**HOW TO COMPLETE THIS TASK**
Nothing but the lines holding the string "icon" should appear in the answer. Copy them from the entries.

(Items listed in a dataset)
-=-=-=-=-

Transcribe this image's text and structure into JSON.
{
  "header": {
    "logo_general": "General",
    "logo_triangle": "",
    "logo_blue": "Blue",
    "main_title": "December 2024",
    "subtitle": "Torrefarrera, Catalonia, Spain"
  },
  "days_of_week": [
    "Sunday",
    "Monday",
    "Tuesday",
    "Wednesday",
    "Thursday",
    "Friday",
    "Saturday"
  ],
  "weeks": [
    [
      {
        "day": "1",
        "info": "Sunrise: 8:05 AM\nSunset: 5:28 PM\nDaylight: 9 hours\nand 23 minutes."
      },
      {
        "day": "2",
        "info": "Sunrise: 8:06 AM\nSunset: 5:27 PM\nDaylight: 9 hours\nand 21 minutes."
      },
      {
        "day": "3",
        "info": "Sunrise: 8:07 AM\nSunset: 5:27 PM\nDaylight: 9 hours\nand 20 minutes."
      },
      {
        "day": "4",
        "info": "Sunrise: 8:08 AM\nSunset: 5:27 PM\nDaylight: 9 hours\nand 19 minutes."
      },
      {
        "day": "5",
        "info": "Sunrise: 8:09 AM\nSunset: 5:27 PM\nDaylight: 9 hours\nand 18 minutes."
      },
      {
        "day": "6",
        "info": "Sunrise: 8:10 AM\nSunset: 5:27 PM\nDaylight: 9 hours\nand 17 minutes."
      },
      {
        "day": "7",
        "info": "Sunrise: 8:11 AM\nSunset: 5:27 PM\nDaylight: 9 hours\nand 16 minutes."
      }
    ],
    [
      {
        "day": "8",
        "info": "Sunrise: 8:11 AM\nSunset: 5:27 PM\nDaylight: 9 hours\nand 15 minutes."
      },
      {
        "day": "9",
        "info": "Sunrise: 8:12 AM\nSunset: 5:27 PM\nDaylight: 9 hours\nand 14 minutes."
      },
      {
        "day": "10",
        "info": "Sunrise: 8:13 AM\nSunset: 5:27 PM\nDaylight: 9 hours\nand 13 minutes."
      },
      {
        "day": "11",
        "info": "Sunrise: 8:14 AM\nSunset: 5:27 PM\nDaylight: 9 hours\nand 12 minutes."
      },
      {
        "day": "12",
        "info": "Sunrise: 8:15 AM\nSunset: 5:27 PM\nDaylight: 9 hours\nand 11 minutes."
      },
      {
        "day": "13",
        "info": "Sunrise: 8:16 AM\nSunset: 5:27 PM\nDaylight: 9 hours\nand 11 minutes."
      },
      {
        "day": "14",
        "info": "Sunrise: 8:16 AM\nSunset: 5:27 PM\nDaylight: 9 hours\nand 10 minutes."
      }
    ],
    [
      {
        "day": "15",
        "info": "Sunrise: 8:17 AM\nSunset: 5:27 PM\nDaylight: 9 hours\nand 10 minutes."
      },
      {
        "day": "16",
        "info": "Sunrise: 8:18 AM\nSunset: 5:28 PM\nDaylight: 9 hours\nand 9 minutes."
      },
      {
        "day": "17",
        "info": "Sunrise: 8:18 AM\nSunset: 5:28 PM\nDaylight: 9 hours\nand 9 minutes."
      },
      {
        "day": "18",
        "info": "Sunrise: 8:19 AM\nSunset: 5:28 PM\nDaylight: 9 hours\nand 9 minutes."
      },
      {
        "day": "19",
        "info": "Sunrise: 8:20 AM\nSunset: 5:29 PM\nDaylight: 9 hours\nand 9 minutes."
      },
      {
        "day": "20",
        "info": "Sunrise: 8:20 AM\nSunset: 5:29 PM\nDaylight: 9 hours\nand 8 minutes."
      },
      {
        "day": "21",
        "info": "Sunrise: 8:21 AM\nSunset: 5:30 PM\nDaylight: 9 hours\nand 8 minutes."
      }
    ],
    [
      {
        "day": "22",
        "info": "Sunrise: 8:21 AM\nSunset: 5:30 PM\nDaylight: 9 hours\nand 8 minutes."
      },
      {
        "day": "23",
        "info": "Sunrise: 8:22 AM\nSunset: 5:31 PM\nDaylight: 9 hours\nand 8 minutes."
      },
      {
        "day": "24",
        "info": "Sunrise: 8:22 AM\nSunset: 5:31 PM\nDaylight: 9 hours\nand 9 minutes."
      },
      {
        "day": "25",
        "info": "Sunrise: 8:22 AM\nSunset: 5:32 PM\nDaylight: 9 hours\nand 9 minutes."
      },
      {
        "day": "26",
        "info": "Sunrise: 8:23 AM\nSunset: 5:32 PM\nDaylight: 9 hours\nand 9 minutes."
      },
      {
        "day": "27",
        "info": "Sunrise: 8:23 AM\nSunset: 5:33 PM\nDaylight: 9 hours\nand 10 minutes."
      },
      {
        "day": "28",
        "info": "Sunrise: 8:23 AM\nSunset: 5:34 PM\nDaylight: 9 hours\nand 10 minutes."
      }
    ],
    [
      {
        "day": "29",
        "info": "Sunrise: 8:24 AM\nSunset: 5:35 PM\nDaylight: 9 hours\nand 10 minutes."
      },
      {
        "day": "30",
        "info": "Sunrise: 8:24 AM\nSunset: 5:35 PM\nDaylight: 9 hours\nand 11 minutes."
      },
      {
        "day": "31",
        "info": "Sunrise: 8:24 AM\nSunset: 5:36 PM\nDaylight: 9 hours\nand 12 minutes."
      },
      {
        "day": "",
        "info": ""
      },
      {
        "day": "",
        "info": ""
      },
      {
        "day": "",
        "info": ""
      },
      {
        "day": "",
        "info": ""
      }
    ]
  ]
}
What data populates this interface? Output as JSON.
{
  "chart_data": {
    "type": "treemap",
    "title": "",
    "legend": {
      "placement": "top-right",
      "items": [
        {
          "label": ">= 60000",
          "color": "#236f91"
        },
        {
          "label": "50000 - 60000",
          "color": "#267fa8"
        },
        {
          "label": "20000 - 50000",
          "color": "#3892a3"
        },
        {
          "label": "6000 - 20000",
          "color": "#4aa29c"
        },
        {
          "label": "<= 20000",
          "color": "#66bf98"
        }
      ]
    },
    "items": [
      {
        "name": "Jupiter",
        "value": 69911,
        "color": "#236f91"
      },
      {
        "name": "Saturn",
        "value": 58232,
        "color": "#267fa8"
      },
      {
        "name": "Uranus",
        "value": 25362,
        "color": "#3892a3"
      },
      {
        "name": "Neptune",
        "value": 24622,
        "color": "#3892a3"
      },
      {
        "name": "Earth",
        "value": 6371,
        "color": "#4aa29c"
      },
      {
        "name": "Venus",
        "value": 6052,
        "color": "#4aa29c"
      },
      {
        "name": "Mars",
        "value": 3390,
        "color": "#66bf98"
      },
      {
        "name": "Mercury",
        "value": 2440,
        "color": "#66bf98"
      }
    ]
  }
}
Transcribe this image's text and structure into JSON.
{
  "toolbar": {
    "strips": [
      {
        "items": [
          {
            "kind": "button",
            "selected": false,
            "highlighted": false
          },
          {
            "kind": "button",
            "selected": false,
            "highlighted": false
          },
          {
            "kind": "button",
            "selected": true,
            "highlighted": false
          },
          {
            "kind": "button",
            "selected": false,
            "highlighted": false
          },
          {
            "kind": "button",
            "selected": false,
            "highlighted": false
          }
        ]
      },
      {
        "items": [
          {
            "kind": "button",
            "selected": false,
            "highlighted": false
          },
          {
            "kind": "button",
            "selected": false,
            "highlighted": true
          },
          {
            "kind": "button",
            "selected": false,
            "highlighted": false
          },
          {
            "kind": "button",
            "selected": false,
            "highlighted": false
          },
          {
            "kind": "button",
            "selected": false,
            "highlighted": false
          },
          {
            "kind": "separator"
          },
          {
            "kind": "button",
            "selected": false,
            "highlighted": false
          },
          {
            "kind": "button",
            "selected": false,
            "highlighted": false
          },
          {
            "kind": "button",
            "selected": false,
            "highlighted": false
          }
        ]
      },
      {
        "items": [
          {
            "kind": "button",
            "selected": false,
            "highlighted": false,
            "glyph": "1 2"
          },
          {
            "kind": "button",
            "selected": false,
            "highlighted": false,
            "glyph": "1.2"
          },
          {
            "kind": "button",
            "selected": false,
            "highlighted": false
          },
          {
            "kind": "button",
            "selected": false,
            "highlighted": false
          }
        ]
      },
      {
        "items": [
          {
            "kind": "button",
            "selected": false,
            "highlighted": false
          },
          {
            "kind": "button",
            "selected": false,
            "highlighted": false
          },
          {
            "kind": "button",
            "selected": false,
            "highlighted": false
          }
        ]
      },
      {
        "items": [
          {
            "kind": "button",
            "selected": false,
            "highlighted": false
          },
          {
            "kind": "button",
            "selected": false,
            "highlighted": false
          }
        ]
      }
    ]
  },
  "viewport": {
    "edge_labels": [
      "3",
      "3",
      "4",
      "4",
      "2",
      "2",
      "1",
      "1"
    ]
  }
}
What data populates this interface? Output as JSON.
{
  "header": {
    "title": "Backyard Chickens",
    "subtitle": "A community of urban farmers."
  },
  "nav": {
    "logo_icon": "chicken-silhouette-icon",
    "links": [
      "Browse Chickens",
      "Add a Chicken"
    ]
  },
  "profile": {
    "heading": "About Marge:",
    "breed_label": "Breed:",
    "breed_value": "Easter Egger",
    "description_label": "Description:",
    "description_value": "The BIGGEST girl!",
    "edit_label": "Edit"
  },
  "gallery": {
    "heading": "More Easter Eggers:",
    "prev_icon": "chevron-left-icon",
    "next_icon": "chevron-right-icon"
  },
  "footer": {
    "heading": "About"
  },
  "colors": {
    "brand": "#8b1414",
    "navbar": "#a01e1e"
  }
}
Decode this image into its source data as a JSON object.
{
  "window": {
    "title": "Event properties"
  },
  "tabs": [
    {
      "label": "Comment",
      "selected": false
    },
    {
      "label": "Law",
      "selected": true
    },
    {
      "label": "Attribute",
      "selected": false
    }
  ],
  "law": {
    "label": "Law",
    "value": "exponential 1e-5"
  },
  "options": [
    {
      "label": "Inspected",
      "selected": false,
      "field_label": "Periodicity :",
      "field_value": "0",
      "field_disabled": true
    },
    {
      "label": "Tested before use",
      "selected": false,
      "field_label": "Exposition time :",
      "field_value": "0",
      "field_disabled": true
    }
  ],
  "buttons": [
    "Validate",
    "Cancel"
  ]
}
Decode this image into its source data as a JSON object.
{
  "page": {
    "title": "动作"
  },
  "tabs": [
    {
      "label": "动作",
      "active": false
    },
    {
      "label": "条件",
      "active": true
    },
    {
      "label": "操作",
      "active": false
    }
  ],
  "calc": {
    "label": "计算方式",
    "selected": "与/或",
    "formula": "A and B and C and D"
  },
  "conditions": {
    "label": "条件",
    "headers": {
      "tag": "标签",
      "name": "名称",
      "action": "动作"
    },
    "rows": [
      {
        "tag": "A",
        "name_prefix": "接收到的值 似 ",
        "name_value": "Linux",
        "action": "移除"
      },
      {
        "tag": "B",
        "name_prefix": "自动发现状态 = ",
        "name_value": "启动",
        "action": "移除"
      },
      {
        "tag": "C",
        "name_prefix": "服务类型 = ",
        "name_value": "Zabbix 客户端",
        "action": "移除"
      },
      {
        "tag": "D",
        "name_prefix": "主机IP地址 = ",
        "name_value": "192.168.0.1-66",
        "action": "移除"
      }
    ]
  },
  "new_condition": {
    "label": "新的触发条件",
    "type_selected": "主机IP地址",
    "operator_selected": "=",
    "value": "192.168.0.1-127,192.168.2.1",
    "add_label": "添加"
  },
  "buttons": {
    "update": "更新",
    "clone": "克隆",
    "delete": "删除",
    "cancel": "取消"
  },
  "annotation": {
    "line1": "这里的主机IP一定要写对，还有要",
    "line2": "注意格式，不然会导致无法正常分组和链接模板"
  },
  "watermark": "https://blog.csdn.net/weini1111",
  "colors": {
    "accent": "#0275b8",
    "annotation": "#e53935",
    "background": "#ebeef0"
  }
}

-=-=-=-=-

**OUTPUT FOR THIS TASK**
    "logo_icon": "chicken-silhouette-icon",
    "prev_icon": "chevron-left-icon",
    "next_icon": "chevron-right-icon"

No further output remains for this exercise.